What were the most significant changes that you made to your beauty nutrition routine?
I lowered my intake of such high-glycemic, inflammatory foods as white bread, white rice, and potatoes because foods high on the glycemic index spike blood sugar, which can increase hormones and affect your skin. I then started cooking for myself with more fresh, colorful whole foods. Over time, that shift had a massive impact on my skin, hormones, energy, weight, and overall health.
How does what you eat affect your appearance?
The foods you eat become your body on a molecular level, so your food choices are the building blocks your body uses to defend against damage, repair existing issues, and help you thrive inside and out. There’s a direct correlation between nutrient intake and skin and an indirect correlation between your overall health and the quality of your sleep, hormone balance, digestion, etc.
Are there specific foods that wreak havoc on your skin?
Absolutely. Sugar, processed carbohydrates, conventional meat and dairy products, charred foods, and fats cooked at high heat can be uniquely problematic to your specific body, or they can be inflammatory and pro-aging in general.
Are there specific foods that can help with flare-ups from certain skin conditions like acne, psoriasis, or eczema?
It’s difficult to resolve flare-ups with food alone. The better approach is to use your diet to support healing and balance in your body so that you prevent future flare-ups from happening. For each skin concern, the approach would be a little different, but in general, you want to focus on hormone balance, improving digestion and elimination, and reducing inflammation.
Are there superfoods or a mix of ingredients that work well for targeting specific areas?
I like to stress the importance of eating leafy greens daily. They’re packed with vitamins A and C that support healing, cell turnover, collagen production, and the balance of oils. They’re also a good source of fiber that works as a probiotic to feed the beneficial bacteria in your microbiome. All of these factors are key to glowing skin, good moods, and a healthy immune system. Fermented foods like raw sauerkraut and kimchi support healthy digestion and elimination, introduce probiotics into your microbiome, and are packed with beauty-related nutrients that become more easily digestible during fermentation.
Sometimes it can be difficult to give up our skin-care creams and beauty habits, even when we know those products have some questionable ingredients in them. How did you overcome that?

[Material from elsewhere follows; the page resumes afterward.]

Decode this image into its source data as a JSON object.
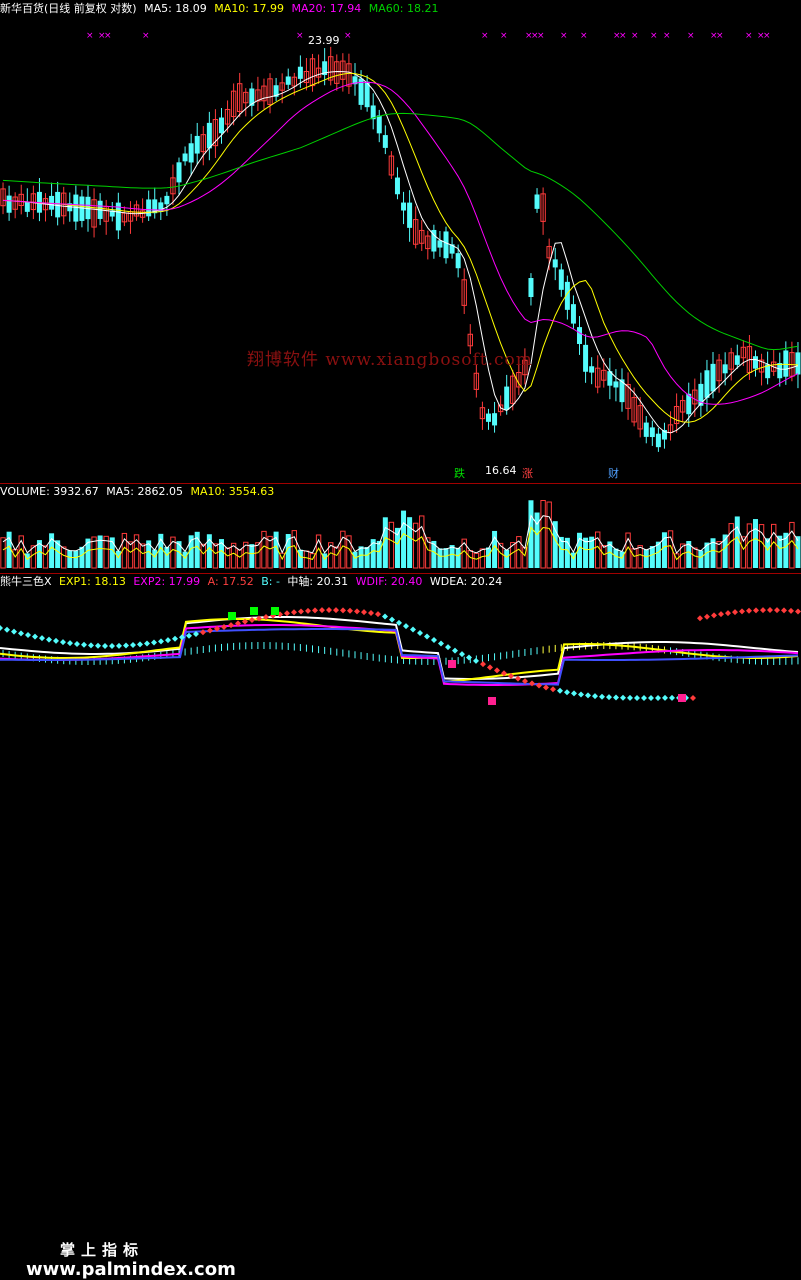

For me, it wasn’t difficult to give up at all because I had tried everything and wasn’t getting results. As a beauty editor, it was my job to test skin-care products and treatments, and I had access to top dermatologists and aestheticians. But I was never able to find a person, product, or service to resolve my cystic acne and eczema until I started experimenting with my own diet and lifestyle.
Is there one type of beauty product or food trend that’s popular but you think should be avoided?
In general, we should ignore trends and focus on assessing our individual body’s needs, and understanding how those needs change over time. Keeping our bodies in a happy, balanced place is always going to be more beautifying than whatever trend is big at the moment. That said, there are some trends, like matcha and collagen, that are truly great for your skin.
What are some changes that we could easily make to our daily habits to help with overall beauty nutrition?
First, prioritize the health of your digestive system (which influences both how you absorb nutrition and how you eliminate waste, two keys for beauty and skin health) by consuming at least one serving of fermented foods each day, along with a diet rich in plant fiber (think leafy greens, raw nuts and seeds, beans, and berries). Also, make sure every meal has the three essential components for hormone balance, energy, and satiation: organic proteins, good fats, and an abundance of vegetables. These two habits alone make an incredible difference in skin health.